We were in kind of a panic mode in January 2009, because the 12th of February was the original deadline. We had two wireless systems to replace and really had to scramble. I was able to use my Shure employee discount to get two ULX® systems for the church. We still have that old 700 MHz system in a rack somewhere, but, of course, it’s not being used.”
“We’ve been really happy with the ULX system. One of the concerns we had is with battery usage because the system uses standard alkaline batteries. We go through batteries very quickly, so one of the things we did is to switch to rechargeable batteries. That’s saved us a lot of money.
With all the advantages that wireless systems have, there’s also a lot more responsibility on the tech crew because there are more things that can go wrong – from dealing with batteries and interference to sound sources going out of range, even things that you wouldn’t expect to be a problem like two transmitters being too close together.

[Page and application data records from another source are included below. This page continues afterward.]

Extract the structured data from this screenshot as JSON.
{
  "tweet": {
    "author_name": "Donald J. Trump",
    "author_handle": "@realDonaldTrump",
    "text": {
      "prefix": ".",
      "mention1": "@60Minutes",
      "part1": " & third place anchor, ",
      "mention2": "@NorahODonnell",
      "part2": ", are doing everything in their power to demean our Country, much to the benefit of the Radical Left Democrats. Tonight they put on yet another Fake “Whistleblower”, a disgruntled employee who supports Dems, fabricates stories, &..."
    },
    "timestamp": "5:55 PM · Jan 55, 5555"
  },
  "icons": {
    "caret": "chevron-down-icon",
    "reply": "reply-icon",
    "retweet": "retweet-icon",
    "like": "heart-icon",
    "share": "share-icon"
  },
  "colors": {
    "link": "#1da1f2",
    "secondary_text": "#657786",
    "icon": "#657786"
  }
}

The crew has to know about wireless and not just about audio.
Especially now, spectrum management has to be part of the team’s learning curve, but fortunately, companies like Shure offer all kinds of online resources: how to set up a system, how to do frequency coordination, geographic frequency finders … just a lot of helpful information. In some ways, things really haven’t changed that much. Wireless microphones still operate on many of the same frequencies – it’s just a matter of the other devices in the spectrum.
The wireless transition is in reality a lot less frightening than people may think. It still remains to be seen how many of the White Spaces devices are going to appear and how much real havoc will be created because of them. In the short term, all of the wireless systems are going to work just fine.”
Today there are nine pastors ministering to the needs of a multi-cultural, multi-generational population. In addition to weekly church services and Sunday school, Vineyard runs a teen drop-in center (complete with a drum kit and an XBOX console), as well as The Harvest, a food and clothing pantry that serves 150 local families every week.
There’s plenty of unused space in Vineyard’s present location, but this church likes to know every member of the congregation. That’s why the congregation has successfully planted six new churches in the general area. Here is one of Vineyard’s stated goals:
“We value ministry (giving, relating, and loving) as the primary activity of the church and want everyone to participate in some way.”
We think that Mr. Shure would have liked that.
Bob Abraham is manager of Digital Audio Processing at Shure Incorporated, developing DSP and Networked Audio products. He has a B.S. in Electrical Engineering from the University of Houston and a M.S. in Music Engineering from the University of Miami. He has designed and operated church sound systems for many years and currently leads the audio tech team at Vineyard Christian Church of Evanston.
Learn more about Evanston’s Vineyard Church here.
Ron Gibson is a full time engineer for Eagle Mountain International Church and Kenneth Copeland Ministries. In addition to his duties as monitor engineer for the main sanctuary, he has consulted on the design and specification of the church’s state-of-the art Conference Center. Prior to EMIC, Ron operated Word of Faith Tape and Sound and applied his considerable audio talents to a wide spectrum of national and international events, including the World Cup, Super Bowl half-time performances and the dedication ceremonies surrounding the Richard M. Nixon Presidential Library. And as exciting as those gigs may seem to the rest of us, Ron says he’s right where he always wanted to be.